I already know how to restore the touchdown filler O-rings and assembly. I even know how to replace the Snorkel tube’s gasket between the nib and the section.

All done. Right! NO! Frustratingly, miserably no. I have an air leak or blockage somewhere that won’t allow the pen to fill. Whatever the problem is, I know it is a simple small easy little tweak that is likely staring right at me. I just don’t see it. That is all that is standing between me and finishing about a dozen classic Sheaffer Snorkels that are just dying for the opportunity to work again and be sold into loving homes that will use them and cherish them.

If you know the secret inner psychology of what it takes to fix a Snorkel, please let me know.

Does this Old Sheaffer Ad Disturb You?

Vintage fountain pen ads are always entertaining. Often hoaky, and usually too wordy, they wouldn’t hold up in today’s ad campaigns. These days 10 words and an oversized, engaging image is thought of as a solid ad. In the early 1920s, you’d get several paragraphs, if not a complete page of copy, that few people read all the way through.

Sheaffer Lifetime pen set ad

Here is a Sheaffer Christmas ad from the 1920s. Is it romantic or disturbing? Let us know.

Early attempts at more image heavy ads seem to convey odd messages. No doubt this Sheaffer ad was supposed to be highly romantic. The couple sure looks swell in their evening clothes.

However, on closer examination, doesn’t it seem–a generation after the women’s lib movement–highly disturbing that the man is holding the woman’s hand as she writes.
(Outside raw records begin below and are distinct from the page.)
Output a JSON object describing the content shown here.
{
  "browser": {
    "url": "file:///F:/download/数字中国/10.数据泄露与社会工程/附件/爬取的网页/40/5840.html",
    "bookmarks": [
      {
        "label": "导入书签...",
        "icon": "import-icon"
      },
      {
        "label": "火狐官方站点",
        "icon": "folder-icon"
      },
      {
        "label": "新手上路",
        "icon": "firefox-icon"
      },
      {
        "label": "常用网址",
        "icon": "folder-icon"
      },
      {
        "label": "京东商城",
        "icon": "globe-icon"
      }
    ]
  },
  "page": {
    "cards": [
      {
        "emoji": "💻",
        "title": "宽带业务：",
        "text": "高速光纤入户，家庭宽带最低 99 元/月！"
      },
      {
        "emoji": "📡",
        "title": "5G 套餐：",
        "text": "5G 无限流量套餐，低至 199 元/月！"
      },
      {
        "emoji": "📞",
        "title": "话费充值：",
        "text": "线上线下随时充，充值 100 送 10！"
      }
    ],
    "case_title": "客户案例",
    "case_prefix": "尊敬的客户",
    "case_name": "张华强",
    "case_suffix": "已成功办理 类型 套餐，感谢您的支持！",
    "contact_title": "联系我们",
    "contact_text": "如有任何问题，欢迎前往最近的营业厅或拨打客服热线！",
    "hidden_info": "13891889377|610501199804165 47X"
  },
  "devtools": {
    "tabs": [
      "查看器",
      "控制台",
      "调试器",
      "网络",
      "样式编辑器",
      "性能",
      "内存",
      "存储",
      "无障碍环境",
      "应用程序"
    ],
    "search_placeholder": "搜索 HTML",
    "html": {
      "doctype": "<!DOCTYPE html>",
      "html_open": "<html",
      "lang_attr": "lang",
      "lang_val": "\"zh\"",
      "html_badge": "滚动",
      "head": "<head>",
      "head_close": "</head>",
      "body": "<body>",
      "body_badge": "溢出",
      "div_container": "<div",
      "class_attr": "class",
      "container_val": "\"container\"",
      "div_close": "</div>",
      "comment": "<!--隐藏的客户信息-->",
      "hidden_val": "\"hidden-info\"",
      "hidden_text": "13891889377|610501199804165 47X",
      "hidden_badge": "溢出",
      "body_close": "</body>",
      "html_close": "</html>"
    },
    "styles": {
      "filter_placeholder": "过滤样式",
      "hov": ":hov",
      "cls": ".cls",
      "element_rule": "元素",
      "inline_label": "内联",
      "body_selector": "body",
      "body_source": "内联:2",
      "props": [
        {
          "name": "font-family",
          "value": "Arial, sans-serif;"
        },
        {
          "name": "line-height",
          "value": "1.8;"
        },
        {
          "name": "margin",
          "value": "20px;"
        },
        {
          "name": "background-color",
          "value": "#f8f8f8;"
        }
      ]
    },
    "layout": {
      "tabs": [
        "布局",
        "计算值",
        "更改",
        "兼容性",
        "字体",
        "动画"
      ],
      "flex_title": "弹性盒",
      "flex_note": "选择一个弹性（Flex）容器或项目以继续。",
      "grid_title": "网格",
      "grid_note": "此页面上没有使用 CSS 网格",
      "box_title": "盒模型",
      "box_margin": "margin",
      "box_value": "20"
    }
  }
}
First off, who can write with someone holding their hand? Second, isn’t it almost creepy that he could well be trying to control her hand?

With one hand on her hip, it looks as if she has moxie enough to squirt that guy in the eye with her vintage Sheaffer fountain pen. Nevertheless, he’s still there guiding away.

Oddly missing is an obvious price. Only in the fine print can you discover that the rolled gold set is $16 and the solid gold set is $68. Imagine a solid gold pen-pencil set today going for $68. At the time, however, a Model T Ford was going for somewhere in the vicinity of $200. No doubt you could have gotten a used car for less than $68.

In case you can’t read the normal-sized text, the copy is written from the woman’s perspective, thanking the man for the fountain pen and pencil set. She describes the box the set comes in as “cunning.” She also establishes that “all” women hate sharpening pencils and that the companion mechanical pencil is basically making all of her dreams a reality.

To blazes with diamond rings, necklaces, flowers, chocolates and other traditional gifts of love on Christmas. What every woman really wants is a mechanical pencil in a cunning box so she doesn’t have to sharpen any more pencils.

Why didn’t somebody tell me that years ago?! At least I know I won’t be single this Yuletide season.

Comments and responses are welcome.